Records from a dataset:

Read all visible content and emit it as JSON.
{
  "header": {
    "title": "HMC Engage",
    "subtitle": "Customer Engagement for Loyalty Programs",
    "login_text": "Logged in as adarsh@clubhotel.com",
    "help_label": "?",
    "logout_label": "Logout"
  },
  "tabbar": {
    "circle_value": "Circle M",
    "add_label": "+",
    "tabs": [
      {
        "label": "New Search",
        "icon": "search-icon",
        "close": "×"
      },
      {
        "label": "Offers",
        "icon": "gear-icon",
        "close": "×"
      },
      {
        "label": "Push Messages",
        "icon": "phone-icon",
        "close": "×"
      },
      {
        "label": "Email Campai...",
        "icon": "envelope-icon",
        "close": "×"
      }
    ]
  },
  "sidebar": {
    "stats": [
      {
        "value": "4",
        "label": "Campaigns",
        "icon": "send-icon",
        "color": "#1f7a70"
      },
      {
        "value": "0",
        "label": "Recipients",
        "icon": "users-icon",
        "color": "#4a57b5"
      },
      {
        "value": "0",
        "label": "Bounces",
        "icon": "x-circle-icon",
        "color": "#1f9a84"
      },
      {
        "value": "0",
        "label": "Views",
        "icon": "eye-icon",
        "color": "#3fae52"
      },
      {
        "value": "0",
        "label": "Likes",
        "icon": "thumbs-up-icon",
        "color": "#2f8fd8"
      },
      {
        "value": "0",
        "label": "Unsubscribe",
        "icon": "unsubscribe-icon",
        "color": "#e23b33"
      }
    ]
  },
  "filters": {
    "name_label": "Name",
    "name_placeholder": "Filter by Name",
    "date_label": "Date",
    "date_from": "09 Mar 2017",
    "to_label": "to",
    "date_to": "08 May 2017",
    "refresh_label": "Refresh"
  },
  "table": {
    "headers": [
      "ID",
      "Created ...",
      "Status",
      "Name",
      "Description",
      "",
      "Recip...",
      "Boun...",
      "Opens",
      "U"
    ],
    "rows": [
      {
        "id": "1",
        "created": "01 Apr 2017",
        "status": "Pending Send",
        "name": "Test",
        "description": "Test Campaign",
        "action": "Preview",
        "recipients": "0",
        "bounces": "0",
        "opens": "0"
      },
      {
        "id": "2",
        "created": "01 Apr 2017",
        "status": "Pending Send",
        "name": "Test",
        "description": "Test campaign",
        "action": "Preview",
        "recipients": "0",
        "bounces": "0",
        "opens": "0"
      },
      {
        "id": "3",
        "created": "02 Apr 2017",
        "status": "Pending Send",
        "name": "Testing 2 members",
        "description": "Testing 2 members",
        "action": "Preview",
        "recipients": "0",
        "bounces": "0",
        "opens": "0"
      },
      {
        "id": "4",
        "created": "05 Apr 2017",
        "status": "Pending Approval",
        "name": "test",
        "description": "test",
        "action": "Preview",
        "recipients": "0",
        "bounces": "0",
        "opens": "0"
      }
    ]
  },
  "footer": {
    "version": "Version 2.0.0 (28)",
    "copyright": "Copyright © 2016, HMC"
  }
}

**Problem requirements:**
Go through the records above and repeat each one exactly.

**Your response:**
Read all visible content and emit it as JSON.
{
  "header": {
    "title": "HMC Engage",
    "subtitle": "Customer Engagement for Loyalty Programs",
    "login_text": "Logged in as adarsh@clubhotel.com",
    "help_label": "?",
    "logout_label": "Logout"
  },
  "tabbar": {
    "circle_value": "Circle M",
    "add_label": "+",
    "tabs": [
      {
        "label": "New Search",
        "icon": "search-icon",
        "close": "×"
      },
      {
        "label": "Offers",
        "icon": "gear-icon",
        "close": "×"
      },
      {
        "label": "Push Messages",
        "icon": "phone-icon",
        "close": "×"
      },
      {
        "label": "Email Campai...",
        "icon": "envelope-icon",
        "close": "×"
      }
    ]
  },
  "sidebar": {
    "stats": [
      {
        "value": "4",
        "label": "Campaigns",
        "icon": "send-icon",
        "color": "#1f7a70"
      },
      {
        "value": "0",
        "label": "Recipients",
        "icon": "users-icon",
        "color": "#4a57b5"
      },
      {
        "value": "0",
        "label": "Bounces",
        "icon": "x-circle-icon",
        "color": "#1f9a84"
      },
      {
        "value": "0",
        "label": "Views",
        "icon": "eye-icon",
        "color": "#3fae52"
      },
      {
        "value": "0",
        "label": "Likes",
        "icon": "thumbs-up-icon",
        "color": "#2f8fd8"
      },
      {
        "value": "0",
        "label": "Unsubscribe",
        "icon": "unsubscribe-icon",
        "color": "#e23b33"
      }
    ]
  },
  "filters": {
    "name_label": "Name",
    "name_placeholder": "Filter by Name",
    "date_label": "Date",
    "date_from": "09 Mar 2017",
    "to_label": "to",
    "date_to": "08 May 2017",
    "refresh_label": "Refresh"
  },
  "table": {
    "headers": [
      "ID",
      "Created ...",
      "Status",
      "Name",
      "Description",
      "",
      "Recip...",
      "Boun...",
      "Opens",
      "U"
    ],
    "rows": [
      {
        "id": "1",
        "created": "01 Apr 2017",
        "status": "Pending Send",
        "name": "Test",
        "description": "Test Campaign",
        "action": "Preview",
        "recipients": "0",
        "bounces": "0",
        "opens": "0"
      },
      {
        "id": "2",
        "created": "01 Apr 2017",
        "status": "Pending Send",
        "name": "Test",
        "description": "Test campaign",
        "action": "Preview",
        "recipients": "0",
        "bounces": "0",
        "opens": "0"
      },
      {
        "id": "3",
        "created": "02 Apr 2017",
        "status": "Pending Send",
        "name": "Testing 2 members",
        "description": "Testing 2 members",
        "action": "Preview",
        "recipients": "0",
        "bounces": "0",
        "opens": "0"
      },
      {
        "id": "4",
        "created": "05 Apr 2017",
        "status": "Pending Approval",
        "name": "test",
        "description": "test",
        "action": "Preview",
        "recipients": "0",
        "bounces": "0",
        "opens": "0"
      }
    ]
  },
  "footer": {
    "version": "Version 2.0.0 (28)",
    "copyright": "Copyright © 2016, HMC"
  }
}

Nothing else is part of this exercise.